Who was a skillful communicator using symbols to portray spiritual truths and signs to catch the people’s attention. He was a poet using beautiful imagery. He gave great insight into God’s character. The name of God, the Holy One of Israel, is used in Isaiah over 25 times and it is very seldom used in rest of scripture.

Isaiah was a prophet and a poet who was called by God to deliver a message to His people.

III. What is Isaiah’s message to God’s people? Let’s take a look at the structure of the book to see its context – what it’s all about - and the purpose of the book – the aim of the author.

Compared it to the books in the Bible it can be divided similarly.

Bible Isaiah Message

66 Books 66 chapters

39 In Old Testament 1- 39 Law and Government

27 in New Testament 40-66 Grace and


Division of chapters

1. Judgment chapters 1-35 Poetry

Because of his prophetic gifts, Isaiah was able to see the impending ruin of a great nation.

He gave words of warning to both Israel and Judah that Assyria, the dominant world power was on the move. God was using them to judge the sin of the nation.

He interspersed the message of judgment with a message of hope and promise. There would be a deliverer – ultimately the Lord Jesus Christ.

2. Historical chapters 36-39 Prose

Focuses on two key events during the reign of King Hezekiah: God’s sparing Jerusalem from captivity under the Assyrians and then King Hezekiah’s foolishness with Babylon which led to their eventual captivity by Babylon.

3. Comfort/salvation chapters 40-66 Poetry

Chapter 40:1 sets the whole mood of this section. “Comfort, comfort my people says the Lord.”

Isaiah turns from a message of judgment to consolation and hope, from the impending suffering to the eventual deliverance of his people.

He speaks of the glory to come when final deliverance comes through Jesus and his reign.

He gives us pictures of God’s grace and glory to come which is ours even now as we trust Jesus with our very lives.

So why should we study Isaiah? Why would this book, written over 2500 years ago, make an impact on my life today? O yours? We will understand not just God’s plan for the future when Jesus establishes his reign, but this study will make our lives better now. As we see God’s holiness, as we see God’s grace available to us, I pray that God will stir our hearts to walk in love and obedience toward him.

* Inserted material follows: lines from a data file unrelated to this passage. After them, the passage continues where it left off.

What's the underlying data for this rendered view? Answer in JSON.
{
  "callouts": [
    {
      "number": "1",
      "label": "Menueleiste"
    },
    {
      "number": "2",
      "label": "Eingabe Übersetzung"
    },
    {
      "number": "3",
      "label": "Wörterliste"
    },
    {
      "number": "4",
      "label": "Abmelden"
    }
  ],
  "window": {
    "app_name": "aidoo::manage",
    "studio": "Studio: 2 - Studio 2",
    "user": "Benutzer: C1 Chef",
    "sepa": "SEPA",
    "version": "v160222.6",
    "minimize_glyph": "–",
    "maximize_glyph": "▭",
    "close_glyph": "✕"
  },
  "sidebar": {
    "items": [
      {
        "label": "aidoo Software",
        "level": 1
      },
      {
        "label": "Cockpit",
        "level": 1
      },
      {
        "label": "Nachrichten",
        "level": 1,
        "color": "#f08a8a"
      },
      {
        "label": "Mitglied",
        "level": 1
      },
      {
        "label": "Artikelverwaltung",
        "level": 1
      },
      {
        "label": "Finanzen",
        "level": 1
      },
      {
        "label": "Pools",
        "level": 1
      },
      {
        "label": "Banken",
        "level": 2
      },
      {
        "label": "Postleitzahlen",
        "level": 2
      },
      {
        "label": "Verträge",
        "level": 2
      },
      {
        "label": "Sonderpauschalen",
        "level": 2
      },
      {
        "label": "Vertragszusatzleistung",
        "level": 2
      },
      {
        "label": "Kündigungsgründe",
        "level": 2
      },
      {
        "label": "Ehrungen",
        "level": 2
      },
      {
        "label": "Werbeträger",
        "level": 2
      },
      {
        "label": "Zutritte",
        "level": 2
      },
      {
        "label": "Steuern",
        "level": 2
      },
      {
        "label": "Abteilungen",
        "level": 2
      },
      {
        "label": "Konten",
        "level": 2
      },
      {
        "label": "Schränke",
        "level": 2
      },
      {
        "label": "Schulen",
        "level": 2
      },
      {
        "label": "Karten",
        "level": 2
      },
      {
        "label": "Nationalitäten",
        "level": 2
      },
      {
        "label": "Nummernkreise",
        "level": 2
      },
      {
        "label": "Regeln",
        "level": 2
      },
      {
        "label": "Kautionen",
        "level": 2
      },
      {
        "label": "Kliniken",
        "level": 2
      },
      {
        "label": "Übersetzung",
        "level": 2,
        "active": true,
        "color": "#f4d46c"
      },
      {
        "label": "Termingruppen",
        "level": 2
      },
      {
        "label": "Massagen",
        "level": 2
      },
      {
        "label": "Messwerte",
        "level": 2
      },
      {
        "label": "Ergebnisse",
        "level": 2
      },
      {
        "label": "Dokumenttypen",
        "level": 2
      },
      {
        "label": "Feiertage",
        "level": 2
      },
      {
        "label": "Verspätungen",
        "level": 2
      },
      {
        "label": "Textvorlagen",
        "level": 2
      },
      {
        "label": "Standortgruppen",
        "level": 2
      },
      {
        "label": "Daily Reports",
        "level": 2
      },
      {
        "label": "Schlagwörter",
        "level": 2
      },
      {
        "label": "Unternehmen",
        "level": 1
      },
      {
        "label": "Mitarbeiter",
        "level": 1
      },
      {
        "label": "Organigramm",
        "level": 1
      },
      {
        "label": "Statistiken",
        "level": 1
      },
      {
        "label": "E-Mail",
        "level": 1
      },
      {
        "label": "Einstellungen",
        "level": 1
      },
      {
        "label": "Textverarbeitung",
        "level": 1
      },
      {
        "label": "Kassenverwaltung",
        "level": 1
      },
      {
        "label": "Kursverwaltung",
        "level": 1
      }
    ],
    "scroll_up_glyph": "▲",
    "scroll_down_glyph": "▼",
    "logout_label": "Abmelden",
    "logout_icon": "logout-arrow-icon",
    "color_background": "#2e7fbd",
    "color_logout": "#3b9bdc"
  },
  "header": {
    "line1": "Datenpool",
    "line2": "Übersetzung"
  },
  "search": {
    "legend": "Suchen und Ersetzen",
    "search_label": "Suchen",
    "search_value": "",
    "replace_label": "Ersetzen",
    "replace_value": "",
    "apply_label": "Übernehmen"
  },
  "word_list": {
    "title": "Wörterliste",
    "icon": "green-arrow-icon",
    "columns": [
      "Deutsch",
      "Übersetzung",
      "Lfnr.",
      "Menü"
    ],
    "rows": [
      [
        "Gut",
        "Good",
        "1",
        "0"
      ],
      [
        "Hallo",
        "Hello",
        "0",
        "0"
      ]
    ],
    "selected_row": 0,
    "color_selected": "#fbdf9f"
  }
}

I John 3:3 says “Everyone who has this hope in him purifies himself, just as He is pure.” God is holy and wants us to be a reflection of that beauty here and now. He longs us to be that oak of righteousness the planting of the Lord to display his splendor (Isaiah 61:3b). We can build on that foundation - that sure foundation – that many of you may already have laid in your life in relationship to God.

That brings me to our KEEPSAKE TRUTH. Isaiah 33:6

“He (God) will be a sure foundation for your times, a rich store of salvation and wisdom and knowledge; the fear of the Lord is the key to this treasure.”

We will add to the explanation of this verse over the next three weeks… but for today I challenge you that this study on Isaiah will give you stability. It will help you lay down the first stones of your foundation in Jesus. It will fortify, repair or even renew your foundation in Jesus Christ.

God will be a sure foundation for your times….will you come on this adventure with me and discover God’s truth for your life?